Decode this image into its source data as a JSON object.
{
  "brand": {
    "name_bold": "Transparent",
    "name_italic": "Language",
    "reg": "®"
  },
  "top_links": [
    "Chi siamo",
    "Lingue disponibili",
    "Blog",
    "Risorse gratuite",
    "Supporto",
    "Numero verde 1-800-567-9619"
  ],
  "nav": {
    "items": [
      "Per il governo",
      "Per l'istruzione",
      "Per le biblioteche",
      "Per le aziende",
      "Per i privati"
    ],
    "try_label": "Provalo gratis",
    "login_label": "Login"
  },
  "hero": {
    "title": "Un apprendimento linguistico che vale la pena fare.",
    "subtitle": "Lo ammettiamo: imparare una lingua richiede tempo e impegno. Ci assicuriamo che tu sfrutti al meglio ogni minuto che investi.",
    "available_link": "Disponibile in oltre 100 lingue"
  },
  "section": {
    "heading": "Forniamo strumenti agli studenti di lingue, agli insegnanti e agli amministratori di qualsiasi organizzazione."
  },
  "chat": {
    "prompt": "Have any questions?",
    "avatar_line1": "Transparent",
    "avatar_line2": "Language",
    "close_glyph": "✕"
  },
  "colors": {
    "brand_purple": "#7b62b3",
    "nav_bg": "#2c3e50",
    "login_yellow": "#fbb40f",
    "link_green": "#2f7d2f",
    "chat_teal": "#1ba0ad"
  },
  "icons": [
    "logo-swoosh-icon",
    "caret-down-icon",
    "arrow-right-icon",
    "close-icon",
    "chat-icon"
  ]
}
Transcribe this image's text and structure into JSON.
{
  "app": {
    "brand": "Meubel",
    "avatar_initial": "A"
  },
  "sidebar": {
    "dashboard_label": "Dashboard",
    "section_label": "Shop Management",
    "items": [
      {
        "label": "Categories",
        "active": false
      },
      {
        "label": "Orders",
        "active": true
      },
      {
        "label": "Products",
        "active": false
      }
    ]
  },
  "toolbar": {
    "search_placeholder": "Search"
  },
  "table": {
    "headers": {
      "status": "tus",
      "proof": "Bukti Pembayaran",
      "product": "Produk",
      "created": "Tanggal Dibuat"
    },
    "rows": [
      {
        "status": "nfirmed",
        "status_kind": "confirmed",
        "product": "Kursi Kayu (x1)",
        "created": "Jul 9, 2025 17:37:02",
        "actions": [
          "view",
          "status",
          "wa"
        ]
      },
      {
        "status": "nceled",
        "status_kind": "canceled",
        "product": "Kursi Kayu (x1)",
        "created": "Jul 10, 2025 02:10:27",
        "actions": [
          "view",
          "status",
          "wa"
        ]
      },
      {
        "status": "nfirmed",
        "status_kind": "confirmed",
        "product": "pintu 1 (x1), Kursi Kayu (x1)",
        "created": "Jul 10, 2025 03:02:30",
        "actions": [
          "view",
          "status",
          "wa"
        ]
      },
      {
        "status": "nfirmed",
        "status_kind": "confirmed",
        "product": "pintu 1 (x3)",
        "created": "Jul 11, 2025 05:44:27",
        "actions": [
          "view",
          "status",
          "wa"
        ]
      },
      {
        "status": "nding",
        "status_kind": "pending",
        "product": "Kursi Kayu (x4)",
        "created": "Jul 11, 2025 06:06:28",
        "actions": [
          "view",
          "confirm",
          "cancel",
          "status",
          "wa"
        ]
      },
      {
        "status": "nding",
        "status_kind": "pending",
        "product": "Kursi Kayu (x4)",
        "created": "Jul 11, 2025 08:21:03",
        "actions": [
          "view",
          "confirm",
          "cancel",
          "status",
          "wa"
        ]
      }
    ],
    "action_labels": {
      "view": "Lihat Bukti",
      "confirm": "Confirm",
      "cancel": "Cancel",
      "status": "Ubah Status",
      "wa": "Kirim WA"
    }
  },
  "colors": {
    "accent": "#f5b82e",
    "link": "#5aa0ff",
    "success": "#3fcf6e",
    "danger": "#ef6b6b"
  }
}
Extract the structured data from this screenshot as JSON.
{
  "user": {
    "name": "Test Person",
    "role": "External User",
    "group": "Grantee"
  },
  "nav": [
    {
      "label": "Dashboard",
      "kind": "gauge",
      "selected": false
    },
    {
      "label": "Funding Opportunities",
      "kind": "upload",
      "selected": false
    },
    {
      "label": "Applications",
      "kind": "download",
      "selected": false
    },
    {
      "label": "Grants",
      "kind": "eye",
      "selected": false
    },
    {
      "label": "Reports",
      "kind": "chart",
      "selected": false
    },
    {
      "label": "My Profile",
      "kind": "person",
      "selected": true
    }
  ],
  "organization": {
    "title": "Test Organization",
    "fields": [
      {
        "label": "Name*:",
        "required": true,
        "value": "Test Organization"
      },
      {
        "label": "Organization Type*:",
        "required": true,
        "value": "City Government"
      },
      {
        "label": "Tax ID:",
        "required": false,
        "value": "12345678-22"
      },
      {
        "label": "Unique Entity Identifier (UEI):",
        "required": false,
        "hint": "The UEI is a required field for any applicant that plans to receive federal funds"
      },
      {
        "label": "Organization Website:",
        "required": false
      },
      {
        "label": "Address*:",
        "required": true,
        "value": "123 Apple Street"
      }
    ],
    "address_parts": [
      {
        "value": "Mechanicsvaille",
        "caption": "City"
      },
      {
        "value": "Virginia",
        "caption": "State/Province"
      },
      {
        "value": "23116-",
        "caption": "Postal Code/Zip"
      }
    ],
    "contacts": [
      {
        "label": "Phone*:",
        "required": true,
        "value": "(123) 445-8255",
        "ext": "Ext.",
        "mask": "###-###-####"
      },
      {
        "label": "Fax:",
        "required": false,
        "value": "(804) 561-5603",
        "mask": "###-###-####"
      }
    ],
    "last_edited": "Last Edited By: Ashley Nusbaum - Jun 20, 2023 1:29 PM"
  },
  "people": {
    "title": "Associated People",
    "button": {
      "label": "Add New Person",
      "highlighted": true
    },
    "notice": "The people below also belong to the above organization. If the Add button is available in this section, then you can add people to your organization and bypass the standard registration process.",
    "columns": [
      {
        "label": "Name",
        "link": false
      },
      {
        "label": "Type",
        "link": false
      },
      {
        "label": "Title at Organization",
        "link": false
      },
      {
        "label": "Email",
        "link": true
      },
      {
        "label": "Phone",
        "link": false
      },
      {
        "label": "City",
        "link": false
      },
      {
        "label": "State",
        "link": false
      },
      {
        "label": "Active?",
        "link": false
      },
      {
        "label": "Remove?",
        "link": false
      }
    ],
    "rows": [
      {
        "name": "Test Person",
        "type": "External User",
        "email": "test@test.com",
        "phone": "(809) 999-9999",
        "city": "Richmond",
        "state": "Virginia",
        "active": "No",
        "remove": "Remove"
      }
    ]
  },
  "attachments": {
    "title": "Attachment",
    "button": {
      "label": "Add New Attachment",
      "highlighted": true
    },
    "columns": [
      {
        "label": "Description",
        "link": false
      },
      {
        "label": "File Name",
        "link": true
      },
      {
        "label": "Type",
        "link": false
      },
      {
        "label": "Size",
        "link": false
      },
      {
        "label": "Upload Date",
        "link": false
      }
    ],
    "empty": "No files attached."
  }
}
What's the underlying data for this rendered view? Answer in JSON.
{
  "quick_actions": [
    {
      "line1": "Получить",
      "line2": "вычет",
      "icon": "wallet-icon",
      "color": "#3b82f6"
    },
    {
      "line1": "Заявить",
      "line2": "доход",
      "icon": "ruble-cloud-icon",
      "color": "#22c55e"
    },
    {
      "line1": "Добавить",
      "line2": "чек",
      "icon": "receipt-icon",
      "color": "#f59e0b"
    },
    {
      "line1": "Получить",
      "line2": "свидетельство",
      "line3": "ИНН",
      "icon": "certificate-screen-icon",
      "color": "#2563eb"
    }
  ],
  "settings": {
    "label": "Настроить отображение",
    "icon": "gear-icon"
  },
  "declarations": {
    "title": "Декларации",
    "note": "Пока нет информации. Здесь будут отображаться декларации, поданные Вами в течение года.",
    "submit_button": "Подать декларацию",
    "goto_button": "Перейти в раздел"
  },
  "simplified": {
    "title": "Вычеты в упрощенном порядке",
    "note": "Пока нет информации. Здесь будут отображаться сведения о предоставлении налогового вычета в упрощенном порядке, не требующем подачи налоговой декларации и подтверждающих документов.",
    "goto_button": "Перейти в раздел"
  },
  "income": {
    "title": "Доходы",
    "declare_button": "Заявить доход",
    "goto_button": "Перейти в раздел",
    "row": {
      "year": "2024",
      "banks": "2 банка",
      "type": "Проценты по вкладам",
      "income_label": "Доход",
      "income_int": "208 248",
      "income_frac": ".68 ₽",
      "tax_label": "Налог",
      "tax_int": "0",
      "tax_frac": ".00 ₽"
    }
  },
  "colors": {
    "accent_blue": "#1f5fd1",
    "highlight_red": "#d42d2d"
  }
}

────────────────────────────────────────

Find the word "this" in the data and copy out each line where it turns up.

Decode this image into its source data as a JSON object.
Transcribe this image's text and structure into JSON.
Extract the structured data from this screenshot as JSON.
    "notice": "The people below also belong to the above organization. If the Add button is available in this section, then you can add people to your organization and bypass the standard registration process.",
What's the underlying data for this rendered view? Answer in JSON.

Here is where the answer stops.